The exclusive jurisdiction provisions relied upon by NRG are labeled as "Retention of Jurisdiction" provisions, and bankruptcy courts are unable to expand their own jurisdiction by order. Harstad v. First American Bank, 39 F.3d 898, 902 n. 7 (8th Cir. 1994). Since this enforcement action was not subject to discharge and the bankruptcy court never had exclusive jurisdiction over it, the retention provisions in the plan and order do not apply to it. Similarly, the injunctive provisions in the plan and order do not apply because this enforcement action was not discharged pursuant to entry of the plan. Moreover, injunctive relief against future law violations would not be with respect to a proof of claim seeking relief in bankruptcy proceedings based on prepetition conduct. See King v. United States, 182 Ct.Cl. 631, 390 F.2d 894 (1968), rev'd on other grounds, United States v. King, 395 U.S. 1, 89 S.Ct. 1501, 23 L.Ed.2d 52 (1969). This is particularly true here where the bankruptcy court has entered a confirmation order and the proof of claim has been expunged. See In re Fairfield Communities, Inc., 142 F.3d 1093, 1095 (8th Cir. 1998). Given that Congress granted district courts jurisdiction over enforcement proceedings brought under the Act, that the bankruptcy court has limited jurisdiction over bankruptcy proceedings, and that the relief currently sought is distinct from that at issue during the bankruptcy proceedings, we conclude that the district court has jurisdiction over this enforcement action.
NRG fails to cite any authority that would permanently authorize the bankruptcy court to prevent the Commission from bringing this enforcement action. NRG cites 11 U.S.C. § 105 for the proposition that bankruptcy courts can "issue any order, process, or judgment that is necessary or appropriate to carry out the provisions of this title", but § 105(a) may only be invoked "if the equitable remedy utilized is demonstrably necessary to preserve a right elsewhere provided in the Code." In re Ludlow Hosp. Soc, Inc., 124 F.3d 22, 28 (1st Cir. 1997); Johnson v. First Nat'l Bank of Montevideo, 719 F.2d 270, 273 (8th Cir. 1983). NRG has cited no authority permitting bankruptcy courts completely to eliminate an agency's ability to pursue an enforcement action seeking only injunctive relief. Such a reading of the order and plan would be invalid as a matter of law.
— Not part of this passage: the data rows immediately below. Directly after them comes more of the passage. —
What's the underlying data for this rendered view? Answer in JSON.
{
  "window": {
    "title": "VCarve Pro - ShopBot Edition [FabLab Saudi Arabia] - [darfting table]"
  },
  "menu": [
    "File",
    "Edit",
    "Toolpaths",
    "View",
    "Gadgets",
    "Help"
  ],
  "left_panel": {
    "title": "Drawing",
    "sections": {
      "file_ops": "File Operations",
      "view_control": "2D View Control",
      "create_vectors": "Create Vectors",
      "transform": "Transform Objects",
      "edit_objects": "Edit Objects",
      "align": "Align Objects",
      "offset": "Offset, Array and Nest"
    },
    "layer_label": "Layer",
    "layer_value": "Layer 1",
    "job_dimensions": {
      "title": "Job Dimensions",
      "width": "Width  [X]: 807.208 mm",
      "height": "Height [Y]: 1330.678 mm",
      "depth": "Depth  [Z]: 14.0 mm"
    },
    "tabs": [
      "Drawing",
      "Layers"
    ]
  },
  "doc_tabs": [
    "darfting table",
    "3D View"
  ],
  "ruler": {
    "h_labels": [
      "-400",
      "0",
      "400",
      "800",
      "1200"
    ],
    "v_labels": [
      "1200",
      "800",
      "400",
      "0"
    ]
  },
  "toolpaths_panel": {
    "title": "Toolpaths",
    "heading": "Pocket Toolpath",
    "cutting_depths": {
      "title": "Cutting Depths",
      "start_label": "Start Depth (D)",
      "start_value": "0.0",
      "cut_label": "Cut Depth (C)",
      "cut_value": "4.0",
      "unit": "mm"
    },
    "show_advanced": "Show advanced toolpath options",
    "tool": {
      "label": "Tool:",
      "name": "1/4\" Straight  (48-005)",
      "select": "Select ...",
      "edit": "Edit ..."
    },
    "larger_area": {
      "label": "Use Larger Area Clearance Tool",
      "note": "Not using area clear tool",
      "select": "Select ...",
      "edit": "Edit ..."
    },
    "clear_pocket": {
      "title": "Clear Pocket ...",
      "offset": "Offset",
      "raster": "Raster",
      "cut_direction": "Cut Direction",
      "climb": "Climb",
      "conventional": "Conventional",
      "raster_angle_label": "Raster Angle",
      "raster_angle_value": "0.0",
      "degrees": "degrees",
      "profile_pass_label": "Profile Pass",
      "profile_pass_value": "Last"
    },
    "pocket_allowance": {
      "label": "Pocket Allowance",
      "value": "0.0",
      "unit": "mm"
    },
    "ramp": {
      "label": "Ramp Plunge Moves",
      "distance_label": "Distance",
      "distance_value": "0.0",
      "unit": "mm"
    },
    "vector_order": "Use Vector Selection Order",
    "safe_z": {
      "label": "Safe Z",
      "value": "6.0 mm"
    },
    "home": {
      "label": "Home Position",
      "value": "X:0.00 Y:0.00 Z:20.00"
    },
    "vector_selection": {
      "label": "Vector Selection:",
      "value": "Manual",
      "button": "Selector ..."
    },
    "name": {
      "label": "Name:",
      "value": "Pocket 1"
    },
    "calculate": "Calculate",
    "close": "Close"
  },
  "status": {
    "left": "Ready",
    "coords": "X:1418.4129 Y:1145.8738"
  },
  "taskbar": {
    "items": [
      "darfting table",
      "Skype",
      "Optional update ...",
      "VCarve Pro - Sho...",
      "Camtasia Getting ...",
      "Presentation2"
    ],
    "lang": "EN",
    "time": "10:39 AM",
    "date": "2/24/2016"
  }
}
To support its position that the Commission is required to seek permission from the bankruptcy court to pursue this action, NRG relies on Celotex Corp. v. Edwards, 514 U.S. 300, 115 S.Ct. 1493, 131 L.Ed.2d 403 (1995). In Celotex, the Supreme Court barred a creditor from collaterally attacking the merits of a bankruptcy injunction in a different district. Id. at 313, 115 S.Ct. 1493. Since we conclude that the injunction in NRG's bankruptcy case does not apply to this enforcement action looking to future conduct and that the bankruptcy court would have been without authority to issue such an order, Celotex is inapplicable. Under the circumstances here, the Commission does not need to seek relief from the bankruptcy order in the Southern District Court of New York to proceed because the injunction does not apply to this case.
Accordingly, the judgment is reversed and the matter is remanded to the district court for further proceedings consistent with this opinion.